→ **PROBLEM DESCRIPTION**: The entries below are to be repeated exactly, and their pictures left out.

BEGIN

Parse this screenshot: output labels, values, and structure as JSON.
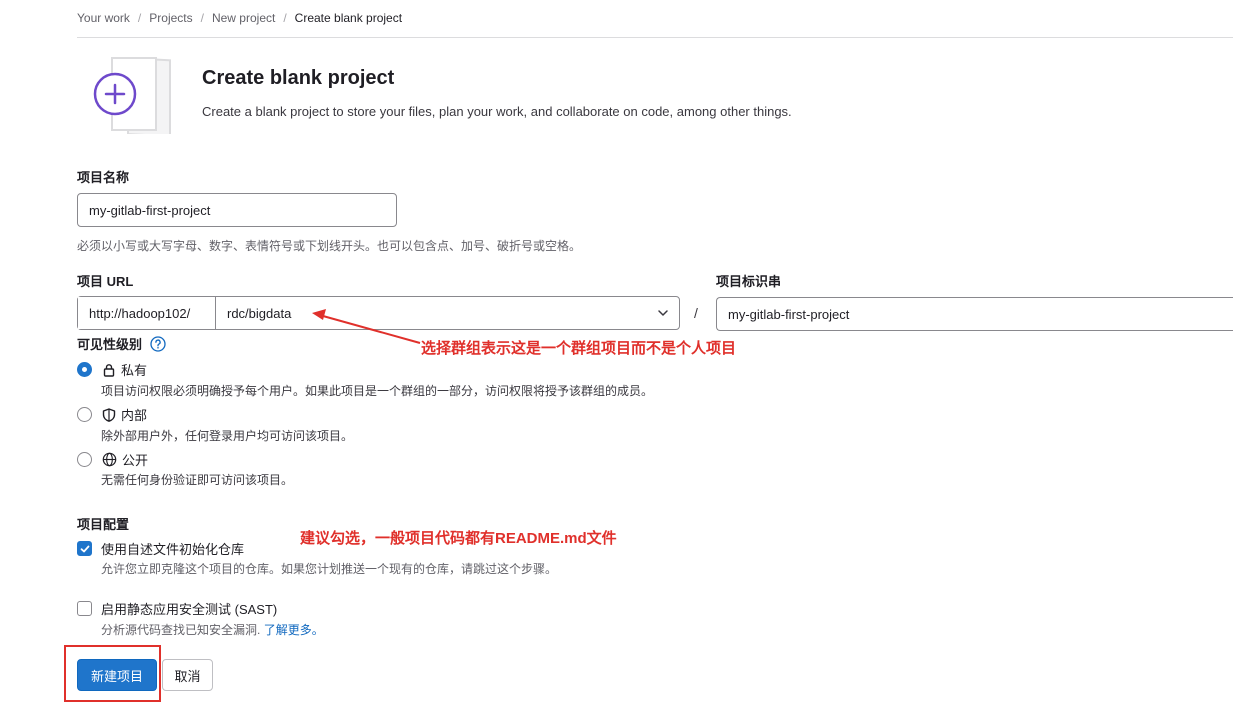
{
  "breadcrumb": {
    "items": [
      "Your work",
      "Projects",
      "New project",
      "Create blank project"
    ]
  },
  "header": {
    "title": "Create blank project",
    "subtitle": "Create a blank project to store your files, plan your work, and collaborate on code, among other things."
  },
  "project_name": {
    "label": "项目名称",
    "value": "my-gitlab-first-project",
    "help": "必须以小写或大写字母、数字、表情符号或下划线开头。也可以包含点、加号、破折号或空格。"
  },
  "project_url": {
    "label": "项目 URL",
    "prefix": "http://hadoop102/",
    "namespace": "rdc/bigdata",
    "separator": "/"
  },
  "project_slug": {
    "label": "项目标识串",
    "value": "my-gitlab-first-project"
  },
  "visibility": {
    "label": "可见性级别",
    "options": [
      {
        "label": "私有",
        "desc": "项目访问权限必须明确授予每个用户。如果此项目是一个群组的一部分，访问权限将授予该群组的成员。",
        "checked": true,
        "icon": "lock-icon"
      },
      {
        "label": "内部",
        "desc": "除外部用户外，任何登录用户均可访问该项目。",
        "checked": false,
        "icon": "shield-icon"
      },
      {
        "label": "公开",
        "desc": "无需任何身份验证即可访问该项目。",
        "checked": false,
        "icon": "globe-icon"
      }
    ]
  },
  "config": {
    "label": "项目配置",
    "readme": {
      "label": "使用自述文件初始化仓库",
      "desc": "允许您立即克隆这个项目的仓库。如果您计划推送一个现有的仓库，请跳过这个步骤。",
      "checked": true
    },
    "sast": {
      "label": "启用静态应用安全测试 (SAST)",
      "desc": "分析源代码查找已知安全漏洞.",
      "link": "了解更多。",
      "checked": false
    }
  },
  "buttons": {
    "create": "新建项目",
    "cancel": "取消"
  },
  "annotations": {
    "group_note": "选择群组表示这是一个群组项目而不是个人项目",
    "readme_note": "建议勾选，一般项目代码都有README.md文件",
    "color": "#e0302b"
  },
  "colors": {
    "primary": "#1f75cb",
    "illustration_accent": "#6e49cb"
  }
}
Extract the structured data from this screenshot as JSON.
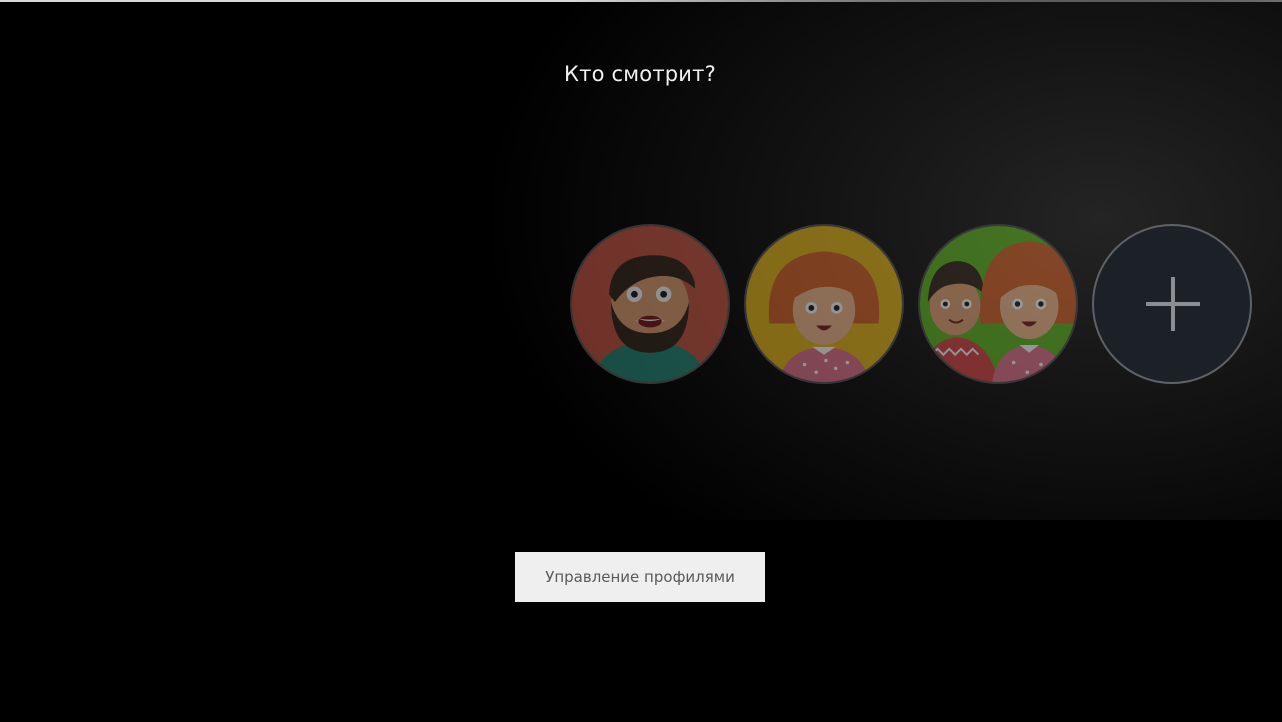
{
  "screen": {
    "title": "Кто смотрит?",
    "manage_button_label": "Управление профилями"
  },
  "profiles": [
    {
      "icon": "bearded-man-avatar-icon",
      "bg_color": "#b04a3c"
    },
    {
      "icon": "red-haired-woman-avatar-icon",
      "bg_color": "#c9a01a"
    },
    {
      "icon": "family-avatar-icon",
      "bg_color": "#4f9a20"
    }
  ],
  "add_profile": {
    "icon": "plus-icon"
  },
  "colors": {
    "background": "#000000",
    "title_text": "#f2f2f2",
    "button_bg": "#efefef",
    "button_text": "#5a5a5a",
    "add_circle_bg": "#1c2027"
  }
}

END

→ **RESULT**:
Parse this screenshot: output labels, values, and structure as JSON.
{
  "breadcrumb": {
    "items": [
      "Your work",
      "Projects",
      "New project",
      "Create blank project"
    ]
  },
  "header": {
    "title": "Create blank project",
    "subtitle": "Create a blank project to store your files, plan your work, and collaborate on code, among other things."
  },
  "project_name": {
    "label": "项目名称",
    "value": "my-gitlab-first-project",
    "help": "必须以小写或大写字母、数字、表情符号或下划线开头。也可以包含点、加号、破折号或空格。"
  },
  "project_url": {
    "label": "项目 URL",
    "prefix": "http://hadoop102/",
    "namespace": "rdc/bigdata",
    "separator": "/"
  },
  "project_slug": {
    "label": "项目标识串",
    "value": "my-gitlab-first-project"
  },
  "visibility": {
    "label": "可见性级别",
    "options": [
      {
        "label": "私有",
        "desc": "项目访问权限必须明确授予每个用户。如果此项目是一个群组的一部分，访问权限将授予该群组的成员。",
        "checked": true,
        "icon": "lock-icon"
      },
      {
        "label": "内部",
        "desc": "除外部用户外，任何登录用户均可访问该项目。",
        "checked": false,
        "icon": "shield-icon"
      },
      {
        "label": "公开",
        "desc": "无需任何身份验证即可访问该项目。",
        "checked": false,
        "icon": "globe-icon"
      }
    ]
  },
  "config": {
    "label": "项目配置",
    "readme": {
      "label": "使用自述文件初始化仓库",
      "desc": "允许您立即克隆这个项目的仓库。如果您计划推送一个现有的仓库，请跳过这个步骤。",
      "checked": true
    },
    "sast": {
      "label": "启用静态应用安全测试 (SAST)",
      "desc": "分析源代码查找已知安全漏洞.",
      "link": "了解更多。",
      "checked": false
    }
  },
  "buttons": {
    "create": "新建项目",
    "cancel": "取消"
  },
  "annotations": {
    "group_note": "选择群组表示这是一个群组项目而不是个人项目",
    "readme_note": "建议勾选，一般项目代码都有README.md文件",
    "color": "#e0302b"
  },
  "colors": {
    "primary": "#1f75cb",
    "illustration_accent": "#6e49cb"
  }
}
Extract the structured data from this screenshot as JSON.
{
  "screen": {
    "title": "Кто смотрит?",
    "manage_button_label": "Управление профилями"
  },
  "profiles": [
    {
      "icon": "bearded-man-avatar-icon",
      "bg_color": "#b04a3c"
    },
    {
      "icon": "red-haired-woman-avatar-icon",
      "bg_color": "#c9a01a"
    },
    {
      "icon": "family-avatar-icon",
      "bg_color": "#4f9a20"
    }
  ],
  "add_profile": {
    "icon": "plus-icon"
  },
  "colors": {
    "background": "#000000",
    "title_text": "#f2f2f2",
    "button_bg": "#efefef",
    "button_text": "#5a5a5a",
    "add_circle_bg": "#1c2027"
  }
}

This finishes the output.